Apollo 13 depicts the historical story of the 1970’s spacecraft and its tumultuous journey through space. The film highlights the successful failure of a space launch where a series of unforeseen circumstances would become the culmination of NASA’s most demanding challenges. The ability of the individuals’ involved showed great human ingenuity, courage, and the collaboration between these people depicted a human triumph over the human failure. A collection of highly knowledgeable mathematicians, physicists, and engineers worked in unison with three astronauts, Jim Lovell, Jack Swigert, and Fred Haise, to overcome life-threatening hurdles. The people involved in the Apollo 13 crisis were the epitome of perseverance, resilience and tenacity, and their leadership teaches us about the importance of communication, courage, and unity.
Amid more than 40 years of spaceflight, a ton of things have changed. Today's Space Shuttle is an extravagance boat contrasted with the Mercury containers that conveyed the first American space travelers into space. Forty years back, quite a few people may have had some major difficulty accepting that Americans and Russians would be living respectively in space on one Space Station. Space tests have gone to each planet with the exception of Pluto, and a mission there is presently being arranged. One thing that has changed practically nothing, in any case, is the way rockets work.
Sure, we have the basic outline of what’s within the milky way, but there is a whole galaxy of possibilities out there we have yet to grasp. We are no longer limited to only exploring our planet, gone are the days of discovering new landmasses and being the first to climb the highest mountains. Now is the time for humanity to reach higher heights and aim beyond our own planet. Space exploration is very expensive, but many people think that these costs are worth it to be able to explore what’s out there, sending robots into outer space and receiving extraordinary images of things light years away that we would never be able to picture without advancements in our space program is what many people would consider, well worth the money. One way or another, someday the planet we all know, and love today will eventually be destroyed, consequently causing humanity to perish with it.
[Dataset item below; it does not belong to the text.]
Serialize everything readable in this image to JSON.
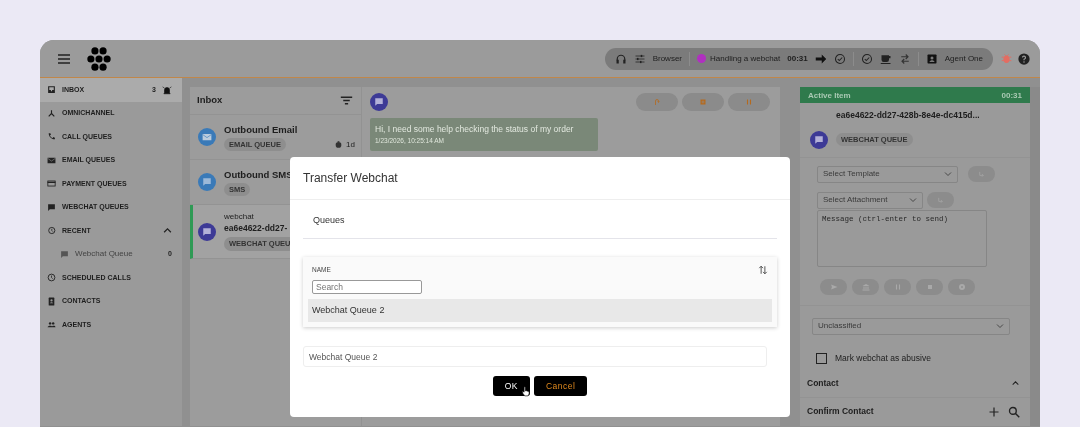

Like for instance scientists, control rooms, workers, rehearsals and preparations, experiments, schedules, income, expenses, etcetera. On this last topic, lies one of the biggest issues, for money allows the project to be real or bans it form happening, even though, we never even think about when we hear of successful stories of space missions. Space explorations is one of the most expensive branches of science, having a budget around 17.5 billion dollars in 2015 only for the US, according to NASA. So is all the money spent really worth studying uninhabitable space, or only to prove if life on earth began with a meteorite crashing on the earth´s atmosphere-less surface? Or should we spend the money on earth itself, where we live and see daily people starve, lack education and health services, suffer war and conflict?